Solano Real Estate Scene: Private money, creative financing

Private money, hard money and creative financing have been a small but consistent and important part of my business over the past 40 years. Private money is financing being done by a private lender and not an institutional one. Hard money can be found through private money lenders and institutional lenders and simply describes a loan that is primarily based on the collateral (the real estate equity). Creative financing was incredibly popular during my first seven or eight years in the business from 1979 to 1987 when institutional lenders were offering fixed-rate mortgages to their best customers at rates from 8 to 18 percent. Realtors and loan officers had to utilize the art of creative financing back then because rates weren’t only high, qualifying for a mortgage was hard. The following are some examples of private financing. In 1984, the real estate market in San Francisco and San Mateo County was weak and sellers had to offer incentives and creative terms to sell houses. I bought my first house in August 1984 on Horizon Way in Pacifica for $103,000 from a part-time Realtor who taught school in Pacifica for 30 years.
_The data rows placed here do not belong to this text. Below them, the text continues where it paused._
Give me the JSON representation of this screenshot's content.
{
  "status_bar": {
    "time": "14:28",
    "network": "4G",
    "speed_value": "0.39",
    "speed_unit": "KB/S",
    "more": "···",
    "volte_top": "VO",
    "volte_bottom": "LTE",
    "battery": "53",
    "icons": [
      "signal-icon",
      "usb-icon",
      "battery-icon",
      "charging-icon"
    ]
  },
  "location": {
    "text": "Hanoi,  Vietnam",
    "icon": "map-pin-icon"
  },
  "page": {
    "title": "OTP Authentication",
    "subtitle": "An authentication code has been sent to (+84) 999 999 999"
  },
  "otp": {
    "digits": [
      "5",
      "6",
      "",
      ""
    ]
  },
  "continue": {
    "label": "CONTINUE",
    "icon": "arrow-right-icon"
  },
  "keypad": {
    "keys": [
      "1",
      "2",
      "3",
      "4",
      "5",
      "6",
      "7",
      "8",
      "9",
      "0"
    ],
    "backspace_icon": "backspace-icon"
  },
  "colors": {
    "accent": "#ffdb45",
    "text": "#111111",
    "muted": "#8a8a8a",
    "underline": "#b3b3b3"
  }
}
He was a super nice guy who bought and sold houses part-time while teaching. I assumed a first with Home Savings of $55,000 at 10 percent, assumed the second with Beneficial of $32,000 at 15 percent and the seller (George the teacher) carried a third mortgage for me of $33,000 at 10 percent. Please notice this adds up to a total of $120,000 because I convinced George that the only way I could afford the three payments along with the taxes and insurance was if he lent me an additional $17,000 to pay off my credit cards and loans. This was a time when many real estate transactions involved buyers taking over low-rate mortgages that existed on the home they were buying. Some of these were formal assumptions but most were simply “subject to” transactions where the buyer and seller didn’t even involve or notify the mortgage company of the loan they were taking over. Banks hated this and eventually won a couple of lawsuits that allowed banks to enforce their “due on sale” clauses. Another example of private creative financing today is a simple one that happens when grandma and grandpa sell their free-and-clear home to their grandson and carry the financing for him. They become the bank and maybe sell the house to their one and only grandson for a great price and carry the mortgage at an interest rate that is better than they would get in a low-rate savings account. An example of hard money, which is very popular today and a big business in America, is high-interest-rate loans that can be done very fast for people who cannot get a better loan for one reason or another. John Doe owns free-and-clear a 16-unit apartment building he inherited that is worth $2.5 million and desperately needs $500,000 for a new roof and earthquake retrofitting for his building. He makes $28,000 per month in rents but has a horrible credit rating and hasn’t filed his tax returns for a couple of years because he is a little bit disorganized and a procrastinator due to daily pot smoking. This guy could get $1 million in a week and the hard-money lenders would be lined up around the block. The only thing they would require is an insurance binder, title insurance, the roof replacement and the government-required retrofit professionally completed to protect their collateral. Five thousand words would not be enough to describe all the different variations of creative financing.